The Government is consulting on a revised map after the original mis-identified thousands of hectares of steep land across New Zealand as ‘low-slope’ and therefore requiring stock exclusion or fencing. It is also consulting on a proposed certified freshwater farm planning approach.
B+LNZ has today released factsheets outlining key issues and guidance for farmers on both consultations and will be making submissions incorporating farmer feedback. It will also be making a submission on the changes to the intensive winter grazing rules, announced last week.
B+LNZ chief executive Sam McIvor says the original low-slope map for stock exclusion was unworkable and wouldn’t have delivered good environmental outcomes.
“We recognise the Government’s efforts to fix the map and we acknowledge the revised map is a lot better.
“However, our view is that it’s not the best approach. Since the stock exclusion regulations were first proposed, our position has been that the map should be replaced with a general stock exclusion rule that regional councils would be empowered to give effect to.
“The new mapping approach still has inaccuracies and does not provide regional councils with enough flexibility. Where the cost and effort required to exclude stock vastly outweighs the environmental risks and impacts, there needs to be scope to address those situations.
“The proposal still doesn’t take into account the fact that requiring stock exclusion on some of the identified 0-5 degree slope land would be inefficient or ineffective, especially given the waterway or catchment characteristics.
“Based on the feedback we’ve been getting from farmers, we believe the Government has underestimated the scale of the remaining problems with the map.
“With the current levels of satellite information, we do not believe it’s possible to get a national-level map accurate enough to determine where stock exclusion should occur.”
B+LNZ also has reservations about the freshwater farm planning approach outlined in the current consultation.
“B+LNZ was originally one of very few agricultural organisations to oppose the Government’s plans for a mandatory certified freshwater farm plan,” says Mr McIvor.
“We reluctantly agreed to this approach, along with all other agricultural groups, provided input regulations were avoided and there was an industry-led, outcomes based, non-prescriptive approach to the plans.
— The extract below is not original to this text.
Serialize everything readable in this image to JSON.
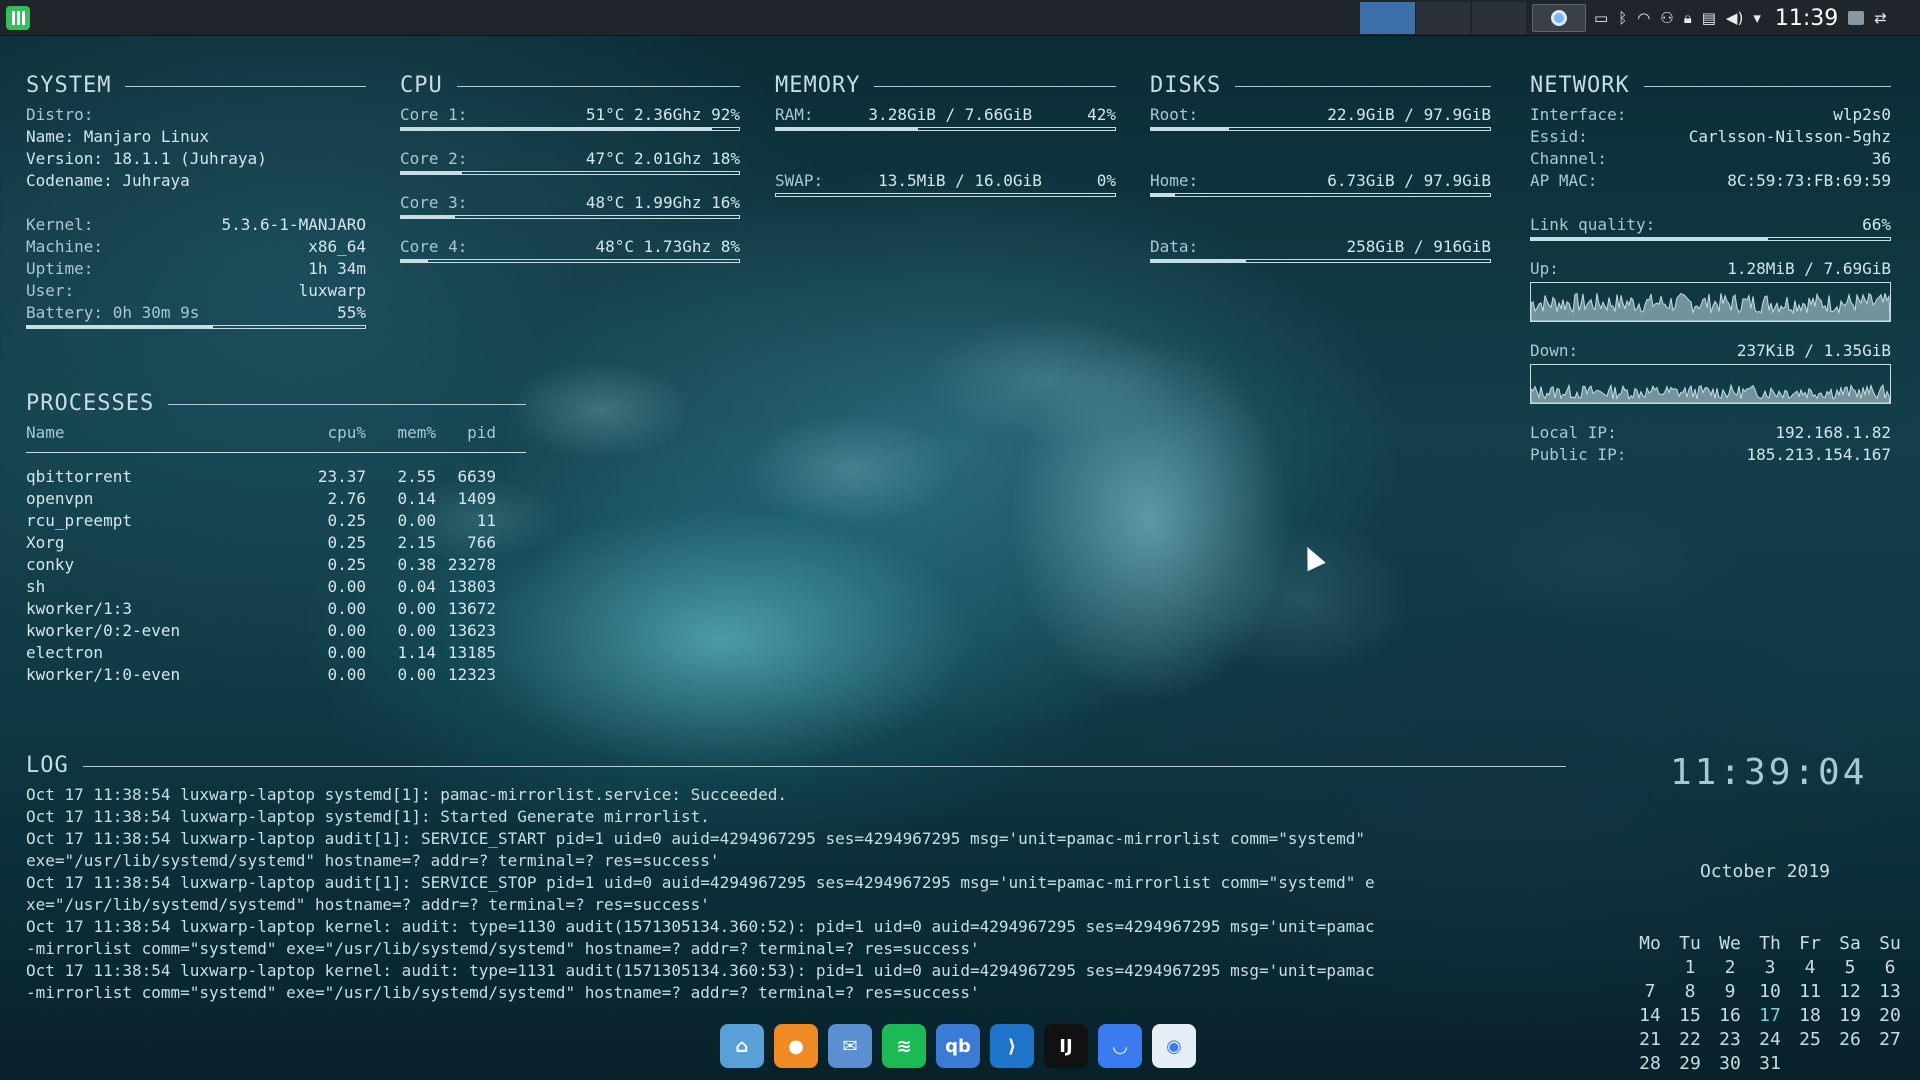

“We still have significant concerns about using farm plans as a compliance tool. Historically, farm plans were intended to add value to the farming business and help inform management decisions to unlock the productive potential of the land while managing environmental effects.
“The adjustment of farm plans into a more regulatory space does not mean they can’t still be used to support farmers to make good decisions. However, we need to ensure they are still designed by farmers and for farmers rather than imposed on farmers.
“Our guiding principles are that the freshwater farm plan should be based on industry-led farm plan approaches, be practical, effects-based and not input-based, as well as ensuring the privacy of farmers’ data.
“We’re pleased to see that what’s outlined in the discussion document picks up many of B+LNZ’s advocated positions, and the practical farm planning solutions we put forward.
“However, the content is relatively high-level and the devil is always in the detail. We need to see the detailed regulations on the farm plan to be able to make a proper assessment.
“We are also asking the Government for assurances there will be a further opportunity to comment on the proposed regulations once they have been drafted.”
B+LNZ’s factsheets on the low-slope map and freshwater farm plan consultations are available here: https://beeflambnz.com/low-slope-map-changes-and-freshwater-farm-plans
For more information, please contact B+LNZ’s Katie Jans on firstname.lastname@example.org or 027 838 6353